◆ DATASET CONTENT
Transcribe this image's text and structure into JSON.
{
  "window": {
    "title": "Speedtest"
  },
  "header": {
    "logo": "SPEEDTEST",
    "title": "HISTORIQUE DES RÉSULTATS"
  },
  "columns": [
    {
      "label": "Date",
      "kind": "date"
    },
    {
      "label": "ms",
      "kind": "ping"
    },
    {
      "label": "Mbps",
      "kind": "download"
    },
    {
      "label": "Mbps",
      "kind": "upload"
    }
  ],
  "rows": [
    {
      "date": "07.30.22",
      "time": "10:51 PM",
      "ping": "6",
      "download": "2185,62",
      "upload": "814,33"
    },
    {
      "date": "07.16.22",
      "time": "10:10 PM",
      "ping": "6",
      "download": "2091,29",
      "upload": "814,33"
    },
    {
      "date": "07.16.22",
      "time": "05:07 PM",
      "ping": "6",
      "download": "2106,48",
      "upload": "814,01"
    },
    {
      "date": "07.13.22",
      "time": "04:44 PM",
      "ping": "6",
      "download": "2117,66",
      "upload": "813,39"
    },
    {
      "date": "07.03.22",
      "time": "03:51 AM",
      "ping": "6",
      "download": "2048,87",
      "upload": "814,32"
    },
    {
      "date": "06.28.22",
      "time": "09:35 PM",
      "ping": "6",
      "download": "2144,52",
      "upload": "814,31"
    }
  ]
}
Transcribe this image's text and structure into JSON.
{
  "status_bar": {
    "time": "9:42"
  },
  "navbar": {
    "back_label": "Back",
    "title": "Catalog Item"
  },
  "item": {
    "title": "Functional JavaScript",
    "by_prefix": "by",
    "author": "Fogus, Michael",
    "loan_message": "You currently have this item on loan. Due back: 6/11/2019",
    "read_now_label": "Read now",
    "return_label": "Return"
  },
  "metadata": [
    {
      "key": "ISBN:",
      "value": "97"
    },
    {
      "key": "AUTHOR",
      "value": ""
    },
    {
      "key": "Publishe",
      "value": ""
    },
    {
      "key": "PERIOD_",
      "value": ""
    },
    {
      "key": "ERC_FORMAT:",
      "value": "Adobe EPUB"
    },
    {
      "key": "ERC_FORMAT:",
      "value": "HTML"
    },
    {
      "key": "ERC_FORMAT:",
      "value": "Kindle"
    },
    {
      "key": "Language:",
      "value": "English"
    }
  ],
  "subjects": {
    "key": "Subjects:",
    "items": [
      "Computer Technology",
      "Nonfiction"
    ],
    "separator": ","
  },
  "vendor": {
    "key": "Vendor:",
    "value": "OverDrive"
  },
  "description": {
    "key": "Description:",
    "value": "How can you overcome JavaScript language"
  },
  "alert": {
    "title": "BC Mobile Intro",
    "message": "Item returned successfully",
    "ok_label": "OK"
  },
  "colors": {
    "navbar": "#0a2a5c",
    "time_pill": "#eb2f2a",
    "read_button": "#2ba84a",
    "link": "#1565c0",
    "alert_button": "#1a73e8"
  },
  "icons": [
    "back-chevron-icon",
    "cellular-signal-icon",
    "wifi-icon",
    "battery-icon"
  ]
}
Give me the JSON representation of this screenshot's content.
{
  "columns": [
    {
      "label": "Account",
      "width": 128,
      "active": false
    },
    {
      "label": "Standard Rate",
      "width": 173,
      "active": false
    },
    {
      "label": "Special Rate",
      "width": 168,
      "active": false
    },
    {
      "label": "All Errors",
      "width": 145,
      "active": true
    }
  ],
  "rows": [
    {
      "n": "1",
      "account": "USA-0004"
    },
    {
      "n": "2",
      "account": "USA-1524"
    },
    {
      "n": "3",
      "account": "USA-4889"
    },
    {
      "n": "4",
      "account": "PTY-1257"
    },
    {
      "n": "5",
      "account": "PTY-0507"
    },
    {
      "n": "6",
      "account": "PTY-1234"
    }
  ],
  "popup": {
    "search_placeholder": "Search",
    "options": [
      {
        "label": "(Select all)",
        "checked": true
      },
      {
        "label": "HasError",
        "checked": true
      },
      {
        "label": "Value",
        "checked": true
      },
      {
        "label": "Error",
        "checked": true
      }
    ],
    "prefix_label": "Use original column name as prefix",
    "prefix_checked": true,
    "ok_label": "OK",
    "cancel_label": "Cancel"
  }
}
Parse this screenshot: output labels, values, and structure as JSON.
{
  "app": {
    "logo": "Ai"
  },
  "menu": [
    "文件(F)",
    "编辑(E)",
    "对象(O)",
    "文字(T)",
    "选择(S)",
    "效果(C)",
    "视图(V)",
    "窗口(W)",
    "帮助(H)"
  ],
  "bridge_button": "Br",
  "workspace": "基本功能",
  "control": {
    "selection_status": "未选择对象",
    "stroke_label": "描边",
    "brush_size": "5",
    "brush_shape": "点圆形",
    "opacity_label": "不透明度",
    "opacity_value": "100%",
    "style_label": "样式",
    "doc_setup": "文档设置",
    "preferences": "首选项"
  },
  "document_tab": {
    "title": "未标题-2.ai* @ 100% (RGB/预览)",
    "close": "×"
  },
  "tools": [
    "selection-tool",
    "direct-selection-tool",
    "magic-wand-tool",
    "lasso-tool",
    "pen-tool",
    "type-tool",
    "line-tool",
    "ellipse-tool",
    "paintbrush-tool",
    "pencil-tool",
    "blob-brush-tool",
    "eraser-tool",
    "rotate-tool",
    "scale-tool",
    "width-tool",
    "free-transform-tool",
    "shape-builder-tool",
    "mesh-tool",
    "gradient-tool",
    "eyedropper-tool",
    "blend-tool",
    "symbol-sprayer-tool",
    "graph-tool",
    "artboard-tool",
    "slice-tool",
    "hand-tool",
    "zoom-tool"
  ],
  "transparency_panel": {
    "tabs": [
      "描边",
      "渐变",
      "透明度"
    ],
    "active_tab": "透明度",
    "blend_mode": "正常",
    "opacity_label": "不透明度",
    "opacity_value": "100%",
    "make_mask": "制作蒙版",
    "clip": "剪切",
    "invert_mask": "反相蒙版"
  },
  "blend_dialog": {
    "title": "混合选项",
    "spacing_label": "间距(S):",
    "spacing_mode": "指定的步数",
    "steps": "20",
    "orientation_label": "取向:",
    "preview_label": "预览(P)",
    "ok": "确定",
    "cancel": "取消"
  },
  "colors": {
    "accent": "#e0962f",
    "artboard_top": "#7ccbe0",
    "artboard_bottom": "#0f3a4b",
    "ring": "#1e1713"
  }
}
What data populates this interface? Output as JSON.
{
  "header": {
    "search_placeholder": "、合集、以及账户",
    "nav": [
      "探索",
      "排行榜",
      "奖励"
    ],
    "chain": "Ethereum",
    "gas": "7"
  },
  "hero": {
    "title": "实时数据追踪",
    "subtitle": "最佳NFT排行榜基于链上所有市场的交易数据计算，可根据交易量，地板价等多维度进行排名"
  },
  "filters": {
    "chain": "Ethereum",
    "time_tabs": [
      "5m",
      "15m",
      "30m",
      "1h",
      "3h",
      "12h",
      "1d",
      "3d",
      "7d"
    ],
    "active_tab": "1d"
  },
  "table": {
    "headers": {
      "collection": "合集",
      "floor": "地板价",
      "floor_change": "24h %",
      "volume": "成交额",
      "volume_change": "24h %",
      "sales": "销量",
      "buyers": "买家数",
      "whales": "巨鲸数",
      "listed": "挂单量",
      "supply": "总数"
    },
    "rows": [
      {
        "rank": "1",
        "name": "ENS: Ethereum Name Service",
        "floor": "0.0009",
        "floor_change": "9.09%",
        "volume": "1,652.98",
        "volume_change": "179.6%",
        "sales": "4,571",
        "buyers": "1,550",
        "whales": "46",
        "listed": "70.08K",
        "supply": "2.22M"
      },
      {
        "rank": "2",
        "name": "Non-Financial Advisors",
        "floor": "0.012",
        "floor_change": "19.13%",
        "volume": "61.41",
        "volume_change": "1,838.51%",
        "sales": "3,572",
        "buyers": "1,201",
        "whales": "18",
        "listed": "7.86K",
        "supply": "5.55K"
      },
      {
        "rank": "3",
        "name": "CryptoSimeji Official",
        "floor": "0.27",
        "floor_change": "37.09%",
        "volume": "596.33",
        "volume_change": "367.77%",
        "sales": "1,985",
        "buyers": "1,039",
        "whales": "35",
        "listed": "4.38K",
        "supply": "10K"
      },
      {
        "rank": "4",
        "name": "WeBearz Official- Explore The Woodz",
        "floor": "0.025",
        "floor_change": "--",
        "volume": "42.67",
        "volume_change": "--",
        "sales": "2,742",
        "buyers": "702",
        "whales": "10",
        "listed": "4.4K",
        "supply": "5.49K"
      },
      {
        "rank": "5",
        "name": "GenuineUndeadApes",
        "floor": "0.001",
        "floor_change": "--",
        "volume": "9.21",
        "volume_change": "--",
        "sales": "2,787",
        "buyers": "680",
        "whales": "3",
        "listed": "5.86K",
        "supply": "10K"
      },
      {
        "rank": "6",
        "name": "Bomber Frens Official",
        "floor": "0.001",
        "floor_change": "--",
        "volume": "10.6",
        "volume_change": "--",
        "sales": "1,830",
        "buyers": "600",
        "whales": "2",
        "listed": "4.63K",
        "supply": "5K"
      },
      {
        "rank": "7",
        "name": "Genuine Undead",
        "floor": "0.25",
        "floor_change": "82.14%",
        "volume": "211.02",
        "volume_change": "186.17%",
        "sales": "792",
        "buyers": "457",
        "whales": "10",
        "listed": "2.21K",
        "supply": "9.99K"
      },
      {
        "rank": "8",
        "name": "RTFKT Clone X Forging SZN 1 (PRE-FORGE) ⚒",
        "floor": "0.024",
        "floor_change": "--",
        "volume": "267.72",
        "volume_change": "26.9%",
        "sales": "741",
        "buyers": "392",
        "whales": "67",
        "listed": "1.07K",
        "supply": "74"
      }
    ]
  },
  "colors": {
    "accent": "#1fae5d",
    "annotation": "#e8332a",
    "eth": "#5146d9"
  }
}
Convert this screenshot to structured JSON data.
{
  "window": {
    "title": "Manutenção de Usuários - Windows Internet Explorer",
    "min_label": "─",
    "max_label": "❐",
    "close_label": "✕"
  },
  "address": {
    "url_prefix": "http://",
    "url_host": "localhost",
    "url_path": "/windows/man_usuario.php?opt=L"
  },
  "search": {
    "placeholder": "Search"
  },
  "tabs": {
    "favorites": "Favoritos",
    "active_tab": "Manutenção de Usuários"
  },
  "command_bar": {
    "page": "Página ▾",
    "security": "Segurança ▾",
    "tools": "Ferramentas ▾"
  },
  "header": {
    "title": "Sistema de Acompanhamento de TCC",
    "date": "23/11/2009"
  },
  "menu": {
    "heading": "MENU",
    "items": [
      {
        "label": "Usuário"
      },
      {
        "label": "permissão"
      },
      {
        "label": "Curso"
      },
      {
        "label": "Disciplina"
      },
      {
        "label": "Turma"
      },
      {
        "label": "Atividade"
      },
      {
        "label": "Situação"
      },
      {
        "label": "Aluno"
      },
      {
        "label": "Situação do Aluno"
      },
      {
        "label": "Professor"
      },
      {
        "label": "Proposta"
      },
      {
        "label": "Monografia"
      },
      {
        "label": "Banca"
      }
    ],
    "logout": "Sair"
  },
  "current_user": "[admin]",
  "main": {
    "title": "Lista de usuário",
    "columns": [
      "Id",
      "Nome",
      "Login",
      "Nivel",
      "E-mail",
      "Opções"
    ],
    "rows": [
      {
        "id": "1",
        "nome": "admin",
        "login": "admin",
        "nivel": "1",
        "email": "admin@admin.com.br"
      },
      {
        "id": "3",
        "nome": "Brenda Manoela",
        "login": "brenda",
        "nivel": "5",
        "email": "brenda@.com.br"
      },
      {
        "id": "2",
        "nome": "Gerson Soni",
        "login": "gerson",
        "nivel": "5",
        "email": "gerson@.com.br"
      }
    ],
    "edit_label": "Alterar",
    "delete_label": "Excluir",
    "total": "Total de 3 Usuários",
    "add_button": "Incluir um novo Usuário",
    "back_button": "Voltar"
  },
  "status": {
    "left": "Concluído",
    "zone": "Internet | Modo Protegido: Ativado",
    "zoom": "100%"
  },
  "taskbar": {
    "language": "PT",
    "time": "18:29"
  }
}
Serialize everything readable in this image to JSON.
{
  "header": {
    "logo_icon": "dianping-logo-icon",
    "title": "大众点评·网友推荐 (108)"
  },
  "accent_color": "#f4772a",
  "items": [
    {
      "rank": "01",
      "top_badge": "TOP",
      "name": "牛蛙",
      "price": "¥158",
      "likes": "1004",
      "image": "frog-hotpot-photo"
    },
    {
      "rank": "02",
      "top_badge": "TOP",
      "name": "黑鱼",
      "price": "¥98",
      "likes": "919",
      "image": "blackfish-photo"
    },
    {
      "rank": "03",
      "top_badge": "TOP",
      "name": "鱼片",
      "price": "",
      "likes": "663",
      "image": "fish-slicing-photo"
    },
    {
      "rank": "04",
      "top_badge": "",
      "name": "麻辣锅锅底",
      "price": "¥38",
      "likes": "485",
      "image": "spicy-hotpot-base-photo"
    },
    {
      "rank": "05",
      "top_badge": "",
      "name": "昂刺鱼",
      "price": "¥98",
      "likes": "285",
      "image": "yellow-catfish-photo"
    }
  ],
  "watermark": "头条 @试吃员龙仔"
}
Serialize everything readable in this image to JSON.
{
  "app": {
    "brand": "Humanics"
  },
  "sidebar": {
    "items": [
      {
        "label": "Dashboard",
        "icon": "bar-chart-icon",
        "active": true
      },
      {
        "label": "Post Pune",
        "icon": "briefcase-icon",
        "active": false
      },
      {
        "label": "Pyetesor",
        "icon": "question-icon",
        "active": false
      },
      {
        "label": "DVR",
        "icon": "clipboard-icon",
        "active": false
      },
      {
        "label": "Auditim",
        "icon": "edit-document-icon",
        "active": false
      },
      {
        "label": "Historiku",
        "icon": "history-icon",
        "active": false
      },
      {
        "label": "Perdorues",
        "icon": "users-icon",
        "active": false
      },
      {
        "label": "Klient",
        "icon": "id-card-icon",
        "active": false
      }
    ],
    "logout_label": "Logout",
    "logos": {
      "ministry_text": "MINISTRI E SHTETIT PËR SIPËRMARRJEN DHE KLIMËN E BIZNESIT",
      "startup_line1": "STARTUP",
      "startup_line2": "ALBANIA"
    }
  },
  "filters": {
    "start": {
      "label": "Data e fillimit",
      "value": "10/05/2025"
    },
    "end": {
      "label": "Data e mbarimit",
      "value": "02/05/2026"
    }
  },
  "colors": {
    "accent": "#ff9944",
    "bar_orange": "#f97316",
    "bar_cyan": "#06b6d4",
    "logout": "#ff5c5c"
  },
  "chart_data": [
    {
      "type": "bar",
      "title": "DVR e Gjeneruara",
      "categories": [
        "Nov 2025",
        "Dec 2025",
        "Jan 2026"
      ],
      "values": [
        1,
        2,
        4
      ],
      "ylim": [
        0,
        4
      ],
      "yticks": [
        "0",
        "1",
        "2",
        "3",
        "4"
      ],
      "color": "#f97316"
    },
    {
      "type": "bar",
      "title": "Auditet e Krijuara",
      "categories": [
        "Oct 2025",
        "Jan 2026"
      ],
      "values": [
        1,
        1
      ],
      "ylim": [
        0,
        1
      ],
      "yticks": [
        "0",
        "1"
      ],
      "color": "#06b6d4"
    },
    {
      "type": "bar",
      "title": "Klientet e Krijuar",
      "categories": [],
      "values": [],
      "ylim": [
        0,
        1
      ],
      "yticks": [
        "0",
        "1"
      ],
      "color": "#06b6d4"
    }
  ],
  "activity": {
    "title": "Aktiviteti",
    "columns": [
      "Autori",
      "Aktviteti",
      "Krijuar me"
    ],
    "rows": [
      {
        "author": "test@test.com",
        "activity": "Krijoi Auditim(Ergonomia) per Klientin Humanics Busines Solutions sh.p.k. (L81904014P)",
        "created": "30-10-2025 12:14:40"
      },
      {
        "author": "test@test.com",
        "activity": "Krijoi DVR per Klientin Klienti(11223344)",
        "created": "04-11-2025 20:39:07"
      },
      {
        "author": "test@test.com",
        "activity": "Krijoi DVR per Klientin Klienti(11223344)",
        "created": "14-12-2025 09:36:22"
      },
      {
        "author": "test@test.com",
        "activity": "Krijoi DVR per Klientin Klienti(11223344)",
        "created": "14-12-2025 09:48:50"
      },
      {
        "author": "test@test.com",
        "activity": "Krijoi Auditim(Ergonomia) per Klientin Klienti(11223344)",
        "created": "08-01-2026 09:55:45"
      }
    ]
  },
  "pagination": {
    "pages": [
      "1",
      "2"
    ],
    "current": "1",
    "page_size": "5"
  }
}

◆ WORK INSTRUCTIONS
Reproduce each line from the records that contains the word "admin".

◆ YOUR RESPONSE
  "current_user": "[admin]",
        "nome": "admin",
        "login": "admin",
        "email": "admin@admin.com.br"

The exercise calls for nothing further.